When a person is about to expire all members of the Tharavad, one by one pour a few drops of water into his or her mouth, holding in the hand a piece of gold or a gold ring. If the Tharavad is rich enough to afford it, a small gold coin is placed in the mouth, and the lips are closed. As soon as death has taken place, the corpse is removed from the cot or bed, and carried to  a room in the northern end of the house where it is placed on long plantain leaves spread out on the floor. The corpse is covered from top to toe with a pure white  cloth and placed on the floor with the head towards the south. One nilavilakku (lamp)  and two broken coconut lamps are kept burning, one near the head and the other near the feet of the dead body and here the neighbours come to take a farewell look at it. Then comes the Pattum Kachayum Iduka or the placing of new clothes over the body by all the relatives outside the Tharavad. The body is then removed to the cremation ground in the south eastern corner of the Tharavad garden, where the funeral pyre is prepared of the wood of a mango tree cut for the ocassion. The corpse is generally carried by the Machampikkars (near relatives) on a bier made of bamboo. The body is placed on the pyre with the head towards the south.

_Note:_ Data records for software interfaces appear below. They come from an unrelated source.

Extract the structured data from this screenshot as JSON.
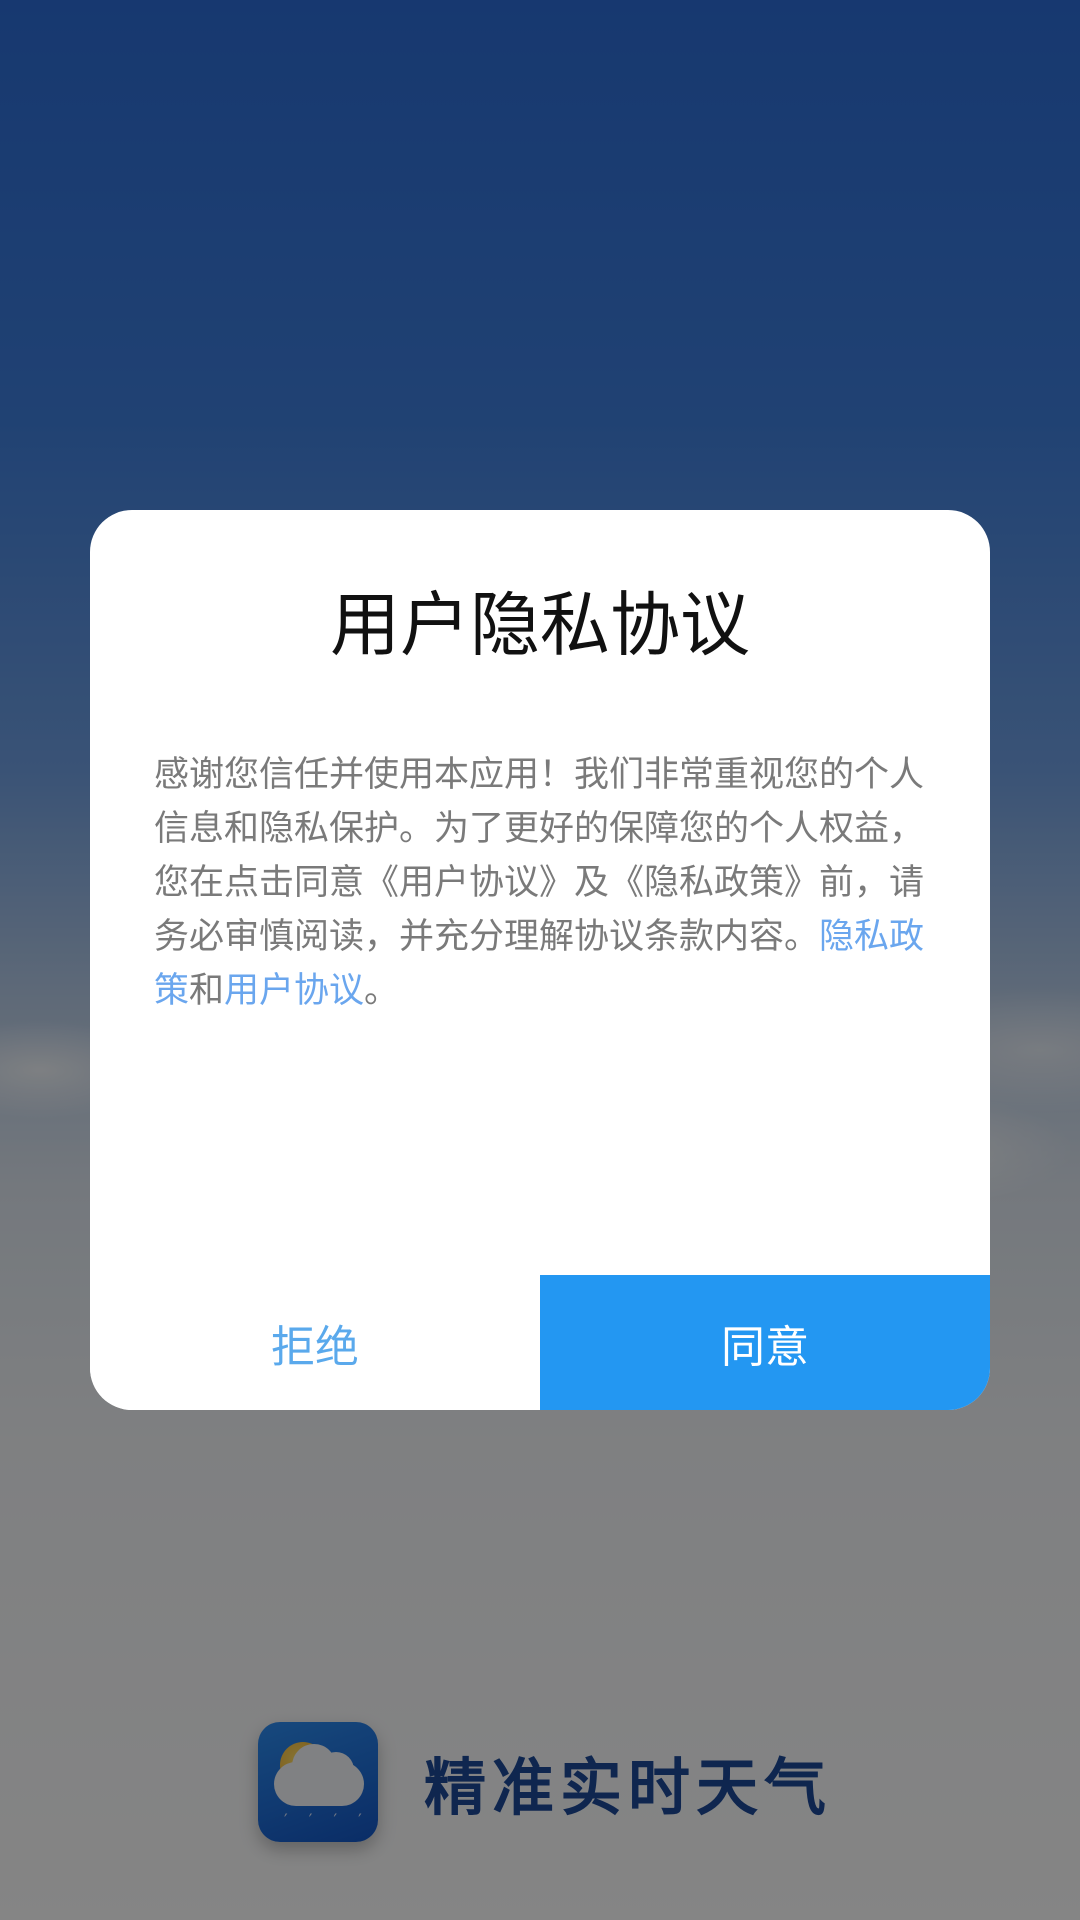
{
  "dialog": {
    "title": "用户隐私协议",
    "body_text": "感谢您信任并使用本应用！我们非常重视您的个人信息和隐私保护。为了更好的保障您的个人权益，您在点击同意《用户协议》及《隐私政策》前，请务必审慎阅读，并充分理解协议条款内容。",
    "privacy_policy_link": "隐私政策",
    "connector": "和",
    "user_agreement_link": "用户协议",
    "end_punct": "。",
    "reject_label": "拒绝",
    "agree_label": "同意"
  },
  "brand": {
    "app_name": "精准实时天气",
    "icon": "weather-cloud-sun-rain-icon"
  },
  "colors": {
    "accent": "#2397f2",
    "link": "#6aa6ee",
    "brand_text": "#1e4a98"
  }
}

The junior members go around the pyre three times, throw paddy and rice over the dead body, prostrate at the feet of the corpse and then set fire to the pyre, the senior Anantharavan (nephew), who is next in age to the deceased, leading them. When the body is burnt the funeral party bathe, and then follows the breaking of the pot. This consists off the chief mourner carrying on his head an earthern pot filled with water with a small hole at the bottom, thrice around the pyre and then breaking the pot near the head of the corpse. When the water thus trickles down from the pot, the junior members direct the particles to the corpse, probably to purify it.
 
The Sanchayanam or the collection of the cremated remains takes place generally on the seventh day (which can be changed according to convenience in urban city). The bones are collected in the new pot and deposited at the foot of a fig or jack tree, and at the next convenient oppurtunity removed therefrom and thrown into the waters of a sacred river. The ground itself, where the body has been cremated, is dug up and sown with grains or planted with a coconut tree. After the Sanchayanam funeral cakes are offered to the manes of the departed till date of purification (16th day) , in which the Maran officiates as priest.
 
Pollution is observed for sixteen days by the members of the Tharavad/family and by the widow and children of the deceased. The sixteenth day is the day of purification. On that day, a grand feast is given to all the relatives and friends of the Tharavad/family.